“My dear,, what is all this 'sir' business? Cheer up,” he said, reaching over to pat her shoulder with his clean hand. “We have made our arrangement. I will give you the money. One hundred and fifty thousand for you to be at my service for three months, abi?”
“Yes, sir.”
“Ehem, so cheer up. But Ineka, let me warn you now o; I intend to make you work for every kobo…you know what I mean.”

He winked, and then grinned lecherously, pointing in the general area of her crotch. Nneka looked away. 

“So Ineka, let me tell you of how I managed to steal this my new cook from those people at the Hilton. He is very good o.
Nneka started at Otunba as he droned on about his cook. She shuddered with repulsion. This would not be easy at all. But then she remembered Ginika, and that gave her the strength to suppress her own feelings. Otunba was huge in a bear-like way, and his skin was black as midnight. He had fat hands, with short, stubby fingers and blunt nails. His face was unattractive; he had red, beady eyes, a large, bulbous nose, and a big, black hole for a mouth. His lips were black from years and years of tobacco smoking. Rumour had it that he’d been an agbero at the Mile II park years ago, and had used his wife and four children for money making rituals.
Nneka sighed. She knew very little about this man; only that he was rich, and very persistent. After that first time she’d sold boli to him at her shed on Coker Street, he’d kept coming back. She had assumed that he liked her boli so much, until he’d told her he was interested in her.
“Just let Otunba into your life, and you will see how good he can be. You won’t regret it o! You are a very beautiful woman you know. You need a correct man that can take care of you. I’m thinking of buying you from your hushand,” he’d said to her on many occasions.
Nneka did not think of herself as beautiful. Maybe she had, at one time. But now she was too busy taking care of Ginika to think of herself. She was oblivious to the look of quiet longing in the eyes of the men around her; of her aloof, unreachable aura that attracted and maddened them at the same time. Ginika was all she cared about.
Nneka often smiled at Otunba’s assumption that she had a husband. For her, there had been no man after Daniel. His betrayal had left her with an intense fear of, and aversion to men. Her experience with Daniel had robbed her of her one chance to get into the university. When Nneka’s mother had died five years after Ginika’s birth of high blood pressure, Nneka had moved to Coker Street, Orile, to continue her life. She’d decided that Ginika would have the life that she had missed due to her own foolishness. Ginika was in J.S.S. 2, and she was an excellent student. She’d taken after her mother.
Oya, mo ti je tan. I have finished eating.
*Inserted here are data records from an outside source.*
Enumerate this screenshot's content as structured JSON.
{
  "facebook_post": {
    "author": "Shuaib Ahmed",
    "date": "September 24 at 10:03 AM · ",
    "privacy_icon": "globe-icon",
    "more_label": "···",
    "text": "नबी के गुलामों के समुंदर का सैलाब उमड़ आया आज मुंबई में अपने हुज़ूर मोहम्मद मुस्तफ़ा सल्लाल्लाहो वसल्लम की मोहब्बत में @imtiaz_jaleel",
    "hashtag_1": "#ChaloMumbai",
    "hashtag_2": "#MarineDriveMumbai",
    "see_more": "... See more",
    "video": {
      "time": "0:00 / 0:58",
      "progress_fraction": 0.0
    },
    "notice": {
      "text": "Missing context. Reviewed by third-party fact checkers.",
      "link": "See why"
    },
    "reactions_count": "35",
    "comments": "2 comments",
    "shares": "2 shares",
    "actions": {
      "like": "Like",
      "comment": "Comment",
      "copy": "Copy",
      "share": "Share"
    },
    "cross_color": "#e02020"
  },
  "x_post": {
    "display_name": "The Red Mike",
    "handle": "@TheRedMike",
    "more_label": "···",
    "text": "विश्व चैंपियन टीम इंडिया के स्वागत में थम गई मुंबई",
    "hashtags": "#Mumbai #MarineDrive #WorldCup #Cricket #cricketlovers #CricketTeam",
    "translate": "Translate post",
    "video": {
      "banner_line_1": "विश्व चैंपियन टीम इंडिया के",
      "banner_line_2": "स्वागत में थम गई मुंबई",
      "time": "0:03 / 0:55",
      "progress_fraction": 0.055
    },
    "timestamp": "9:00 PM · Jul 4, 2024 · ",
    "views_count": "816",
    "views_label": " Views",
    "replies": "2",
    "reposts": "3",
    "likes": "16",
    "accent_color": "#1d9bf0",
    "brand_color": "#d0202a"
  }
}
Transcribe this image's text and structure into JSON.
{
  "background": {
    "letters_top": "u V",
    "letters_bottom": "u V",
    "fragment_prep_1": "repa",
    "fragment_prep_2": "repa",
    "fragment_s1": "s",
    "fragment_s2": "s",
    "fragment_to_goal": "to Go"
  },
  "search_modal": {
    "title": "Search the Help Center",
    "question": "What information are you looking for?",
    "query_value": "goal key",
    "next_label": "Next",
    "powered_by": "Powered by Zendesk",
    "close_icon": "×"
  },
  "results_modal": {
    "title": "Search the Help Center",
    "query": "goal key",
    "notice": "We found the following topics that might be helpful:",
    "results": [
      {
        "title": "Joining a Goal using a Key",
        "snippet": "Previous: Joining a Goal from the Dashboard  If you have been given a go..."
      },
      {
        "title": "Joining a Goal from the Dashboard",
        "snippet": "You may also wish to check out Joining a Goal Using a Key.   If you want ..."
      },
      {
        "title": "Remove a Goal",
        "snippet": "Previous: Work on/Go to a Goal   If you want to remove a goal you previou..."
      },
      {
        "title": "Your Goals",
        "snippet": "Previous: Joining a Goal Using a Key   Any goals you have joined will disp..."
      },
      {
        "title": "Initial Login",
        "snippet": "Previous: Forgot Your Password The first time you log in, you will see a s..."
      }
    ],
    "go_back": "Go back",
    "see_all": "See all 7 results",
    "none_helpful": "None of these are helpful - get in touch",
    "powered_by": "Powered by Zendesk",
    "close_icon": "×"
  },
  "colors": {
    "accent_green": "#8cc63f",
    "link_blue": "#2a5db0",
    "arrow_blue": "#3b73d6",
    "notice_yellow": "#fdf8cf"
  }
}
It is now time to satisfy another type of hunger. Let us go inside,” Otunba said, rising.
Nneka felt a sudden surge of courage. Her daughter’s life would not be cut short, no matter what. She would save Ginika, and in doing so, she would save herself.